> _Assigned task_: Take each line from the entries that holds "time" and copy it out.

START Input records

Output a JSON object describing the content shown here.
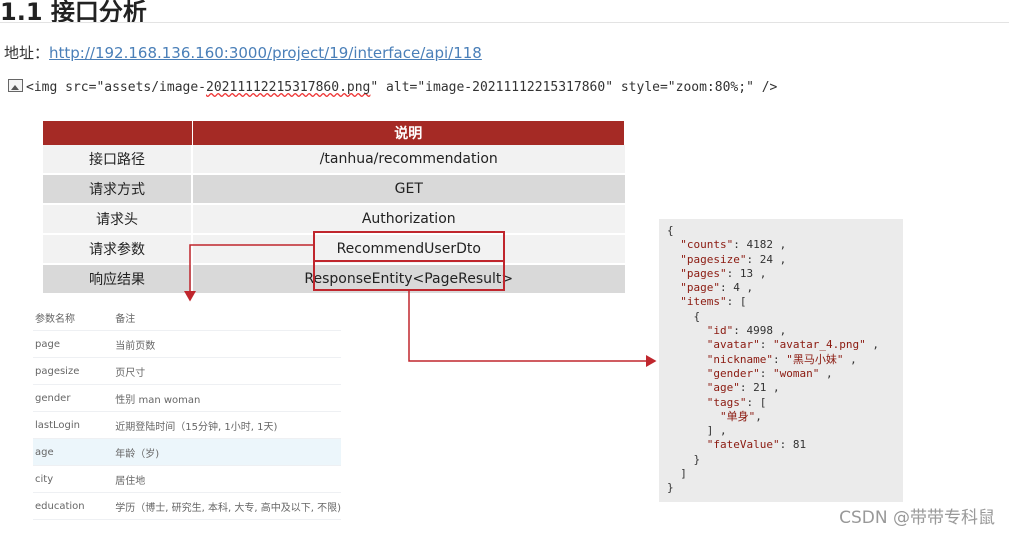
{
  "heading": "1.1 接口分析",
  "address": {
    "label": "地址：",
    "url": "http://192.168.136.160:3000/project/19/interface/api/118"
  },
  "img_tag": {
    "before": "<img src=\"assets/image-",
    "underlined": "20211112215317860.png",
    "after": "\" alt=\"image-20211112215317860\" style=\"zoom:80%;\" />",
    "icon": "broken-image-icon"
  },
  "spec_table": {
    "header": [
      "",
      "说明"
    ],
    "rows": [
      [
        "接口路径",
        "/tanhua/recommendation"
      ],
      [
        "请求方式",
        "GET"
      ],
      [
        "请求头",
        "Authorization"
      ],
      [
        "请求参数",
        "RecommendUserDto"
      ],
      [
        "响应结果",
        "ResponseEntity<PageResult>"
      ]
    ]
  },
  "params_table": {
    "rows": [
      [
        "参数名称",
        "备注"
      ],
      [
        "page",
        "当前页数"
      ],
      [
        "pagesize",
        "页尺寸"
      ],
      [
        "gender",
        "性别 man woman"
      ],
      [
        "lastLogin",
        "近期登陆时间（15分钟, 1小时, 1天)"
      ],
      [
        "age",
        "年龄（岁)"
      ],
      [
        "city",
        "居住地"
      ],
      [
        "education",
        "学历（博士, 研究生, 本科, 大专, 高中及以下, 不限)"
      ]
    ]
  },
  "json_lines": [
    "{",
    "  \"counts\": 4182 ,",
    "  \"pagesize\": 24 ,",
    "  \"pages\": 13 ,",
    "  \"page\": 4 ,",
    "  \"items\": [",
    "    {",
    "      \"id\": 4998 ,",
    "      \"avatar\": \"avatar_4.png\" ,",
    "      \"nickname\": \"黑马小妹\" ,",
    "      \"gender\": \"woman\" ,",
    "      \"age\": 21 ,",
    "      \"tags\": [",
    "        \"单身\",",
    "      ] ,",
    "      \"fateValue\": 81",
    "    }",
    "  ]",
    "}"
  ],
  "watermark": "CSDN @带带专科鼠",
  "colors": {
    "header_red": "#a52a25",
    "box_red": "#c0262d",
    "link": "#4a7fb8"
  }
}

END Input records
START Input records

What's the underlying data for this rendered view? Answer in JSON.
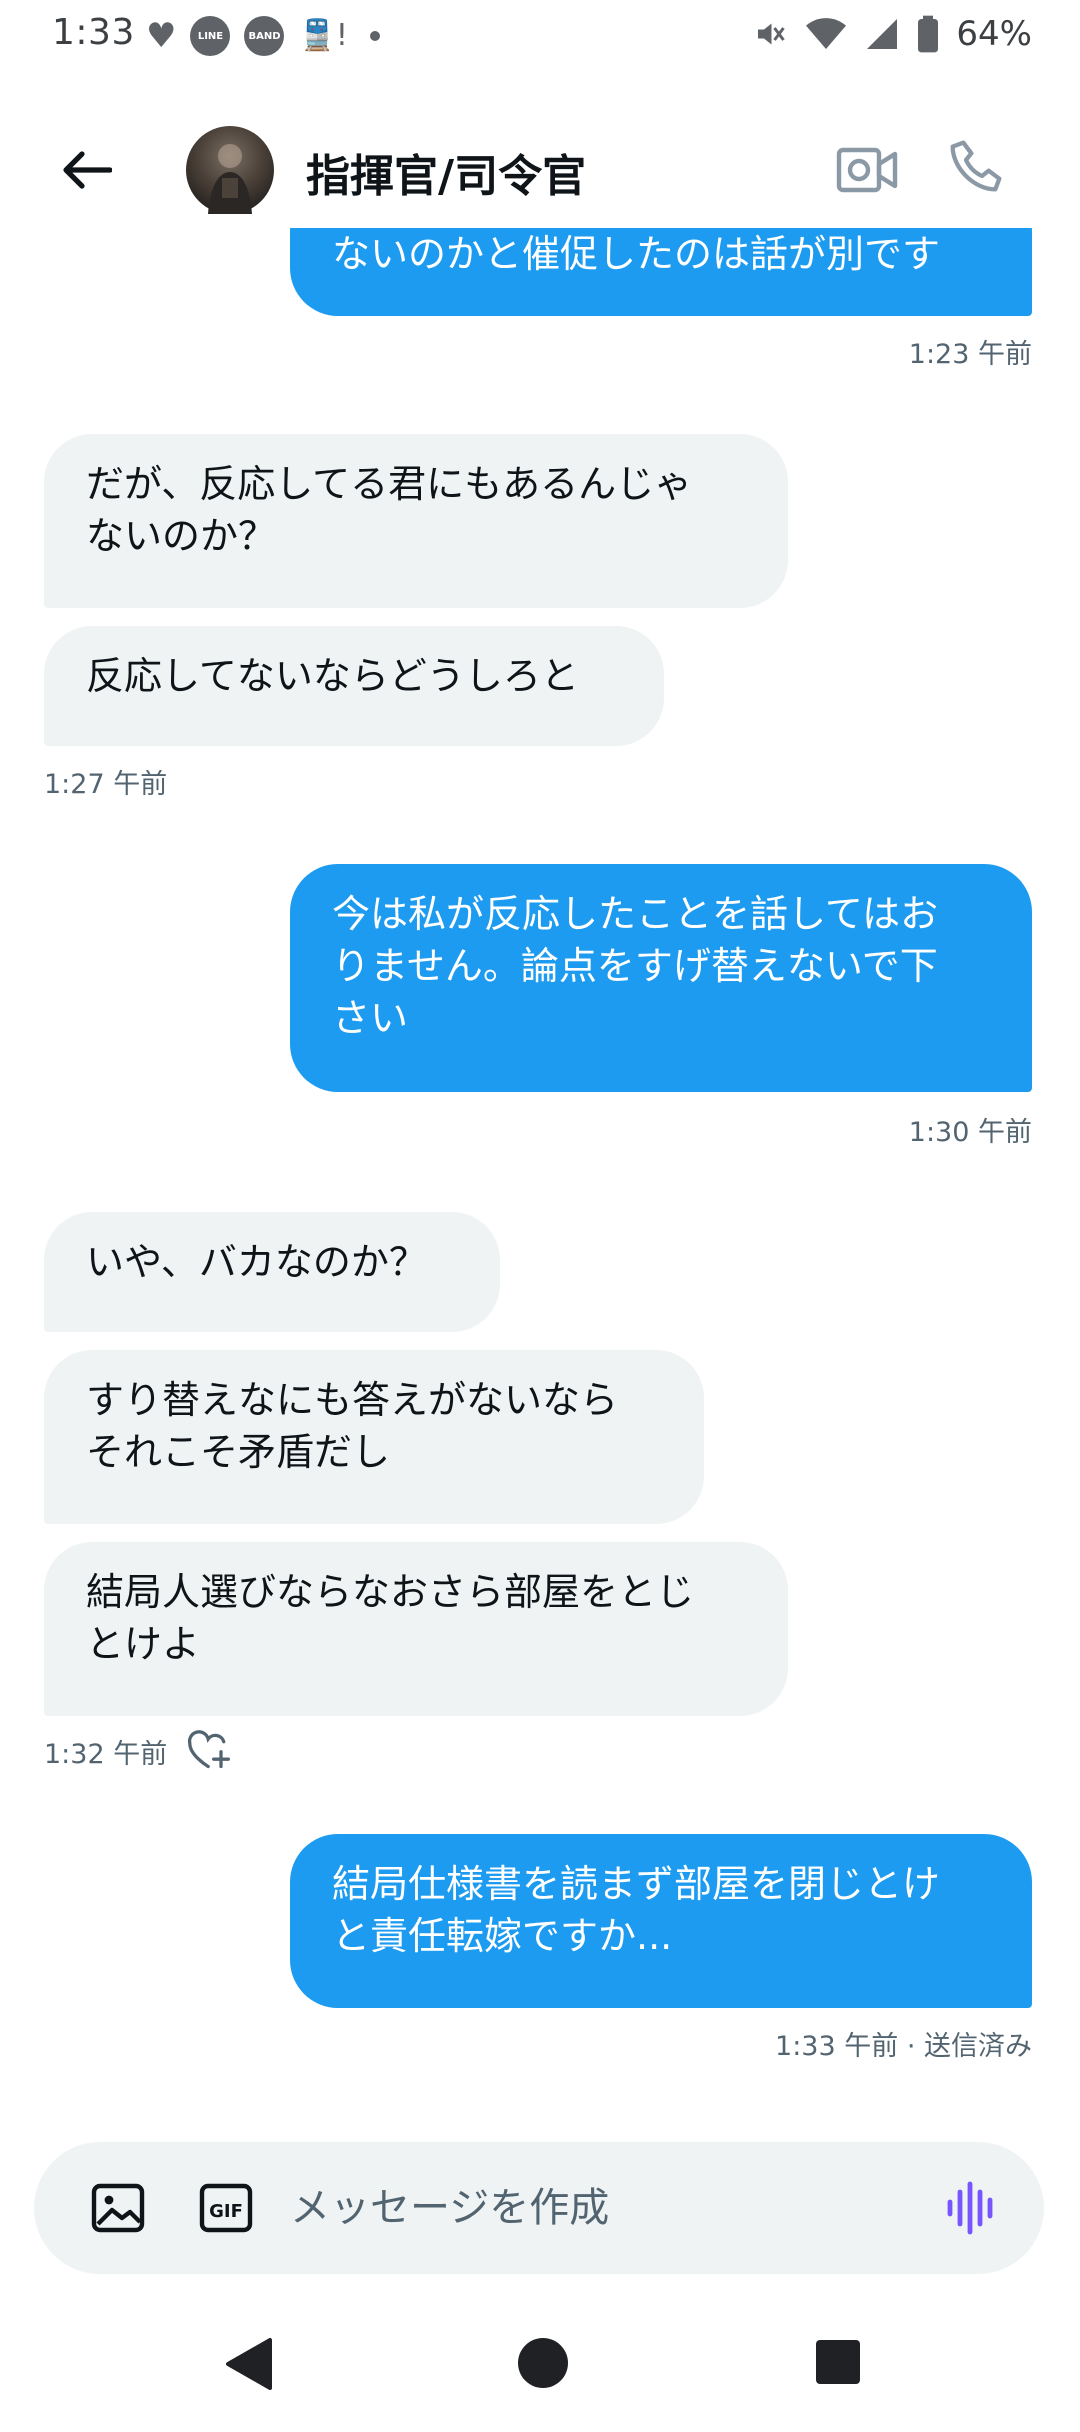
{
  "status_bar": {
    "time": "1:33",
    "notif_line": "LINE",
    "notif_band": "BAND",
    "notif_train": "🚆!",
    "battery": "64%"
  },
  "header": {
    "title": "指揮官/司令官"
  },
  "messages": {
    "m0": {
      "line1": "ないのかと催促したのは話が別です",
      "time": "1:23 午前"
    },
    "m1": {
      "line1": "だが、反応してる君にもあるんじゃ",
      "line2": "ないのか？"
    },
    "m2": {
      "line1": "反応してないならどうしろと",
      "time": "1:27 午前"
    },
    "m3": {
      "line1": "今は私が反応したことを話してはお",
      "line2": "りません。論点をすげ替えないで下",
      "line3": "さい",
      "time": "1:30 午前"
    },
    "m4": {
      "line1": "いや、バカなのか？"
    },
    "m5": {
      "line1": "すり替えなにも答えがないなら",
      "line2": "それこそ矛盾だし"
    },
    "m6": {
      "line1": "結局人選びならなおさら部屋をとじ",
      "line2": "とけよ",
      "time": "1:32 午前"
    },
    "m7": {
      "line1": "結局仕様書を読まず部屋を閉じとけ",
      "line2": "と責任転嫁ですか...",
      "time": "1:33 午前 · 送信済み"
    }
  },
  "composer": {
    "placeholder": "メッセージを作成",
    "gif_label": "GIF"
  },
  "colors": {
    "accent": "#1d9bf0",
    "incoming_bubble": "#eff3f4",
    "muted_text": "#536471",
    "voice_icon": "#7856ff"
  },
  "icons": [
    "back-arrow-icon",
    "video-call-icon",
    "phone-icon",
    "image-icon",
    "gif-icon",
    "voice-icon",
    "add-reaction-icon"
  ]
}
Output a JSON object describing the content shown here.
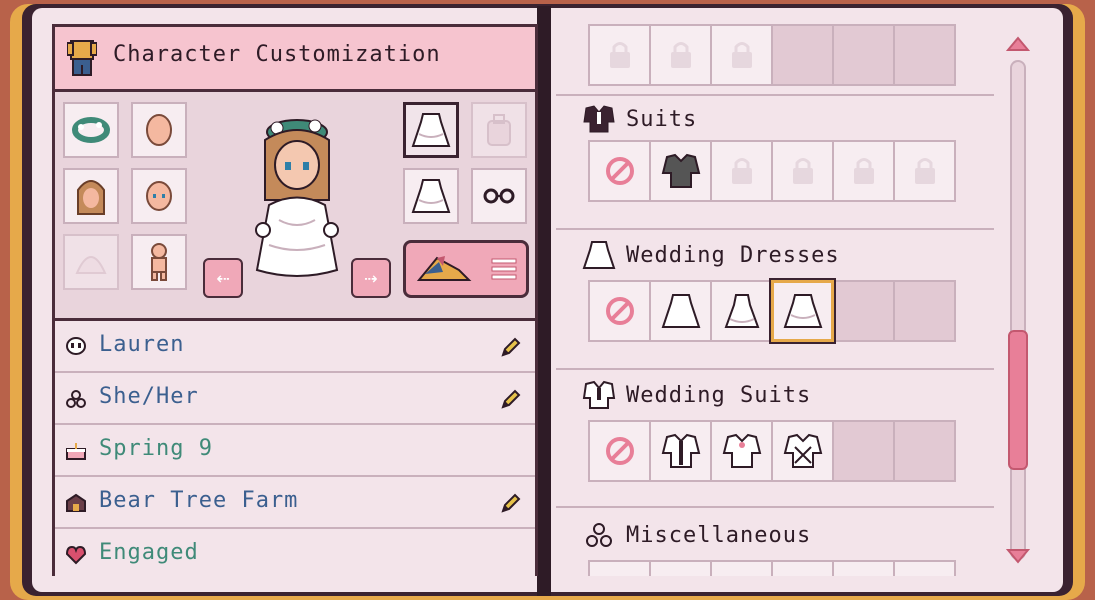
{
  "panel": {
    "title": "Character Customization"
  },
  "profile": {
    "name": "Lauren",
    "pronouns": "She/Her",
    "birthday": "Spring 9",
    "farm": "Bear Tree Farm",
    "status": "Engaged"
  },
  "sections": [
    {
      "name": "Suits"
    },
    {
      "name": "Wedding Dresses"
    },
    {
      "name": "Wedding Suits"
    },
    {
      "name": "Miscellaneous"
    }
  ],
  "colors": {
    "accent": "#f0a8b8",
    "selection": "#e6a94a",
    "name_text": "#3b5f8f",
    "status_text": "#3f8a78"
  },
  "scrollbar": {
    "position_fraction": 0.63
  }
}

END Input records
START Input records

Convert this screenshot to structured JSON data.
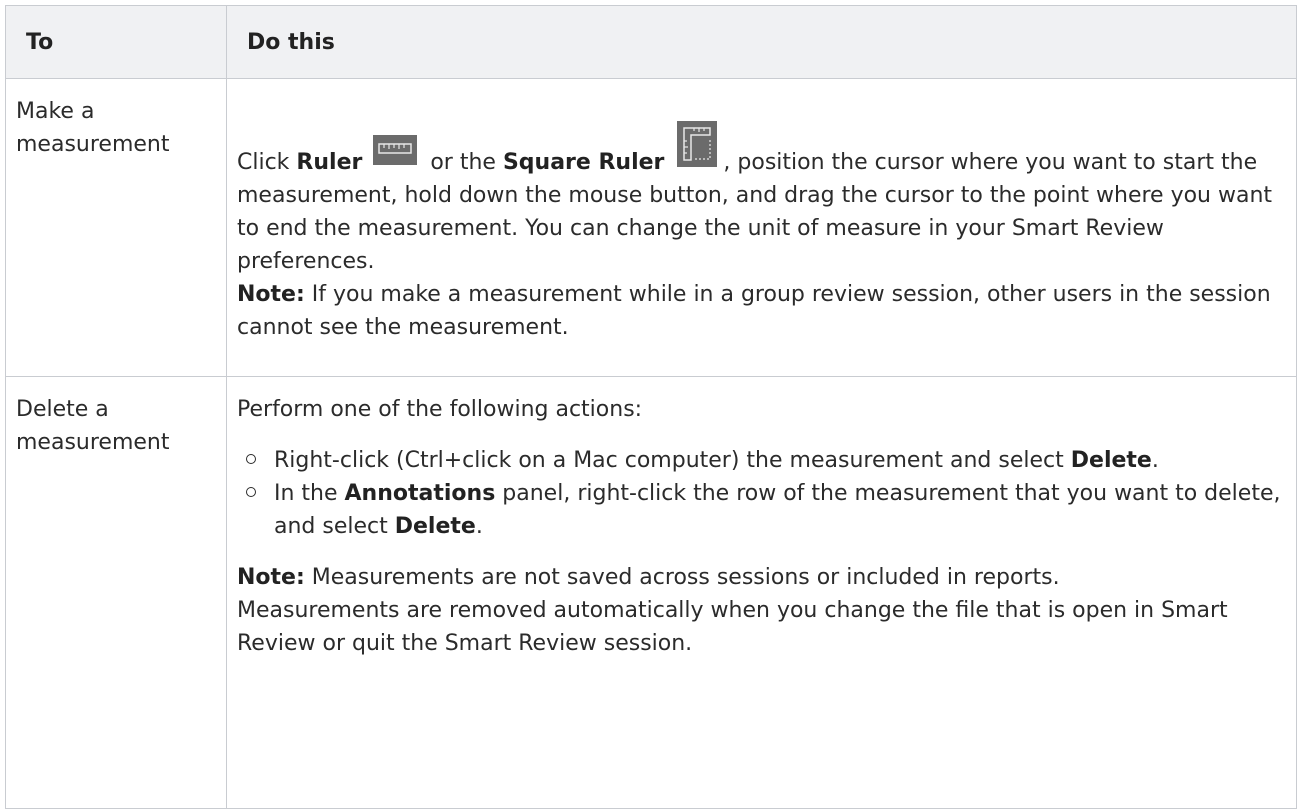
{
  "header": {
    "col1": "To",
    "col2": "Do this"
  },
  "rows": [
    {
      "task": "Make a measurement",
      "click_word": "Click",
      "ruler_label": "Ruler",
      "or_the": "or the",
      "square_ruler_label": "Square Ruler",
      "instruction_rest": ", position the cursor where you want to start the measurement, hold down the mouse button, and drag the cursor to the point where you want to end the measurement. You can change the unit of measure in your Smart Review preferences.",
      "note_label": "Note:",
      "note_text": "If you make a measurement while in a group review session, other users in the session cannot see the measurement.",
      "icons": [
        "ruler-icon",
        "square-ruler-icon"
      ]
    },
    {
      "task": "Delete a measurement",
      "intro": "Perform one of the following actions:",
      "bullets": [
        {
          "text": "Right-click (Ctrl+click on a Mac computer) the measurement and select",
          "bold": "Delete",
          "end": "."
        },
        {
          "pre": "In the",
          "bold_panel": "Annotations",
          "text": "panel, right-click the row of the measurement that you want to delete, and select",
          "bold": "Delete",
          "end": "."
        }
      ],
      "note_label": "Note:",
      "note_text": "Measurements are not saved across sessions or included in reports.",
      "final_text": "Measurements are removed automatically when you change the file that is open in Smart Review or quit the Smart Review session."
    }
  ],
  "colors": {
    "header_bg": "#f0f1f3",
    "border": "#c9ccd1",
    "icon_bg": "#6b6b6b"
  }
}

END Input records

> _Result of this task_:
    "time": "1:33",
      "time": "1:23 午前"
      "time": "1:27 午前"
      "time": "1:30 午前"
      "time": "1:32 午前"
      "time": "1:33 午前 · 送信済み"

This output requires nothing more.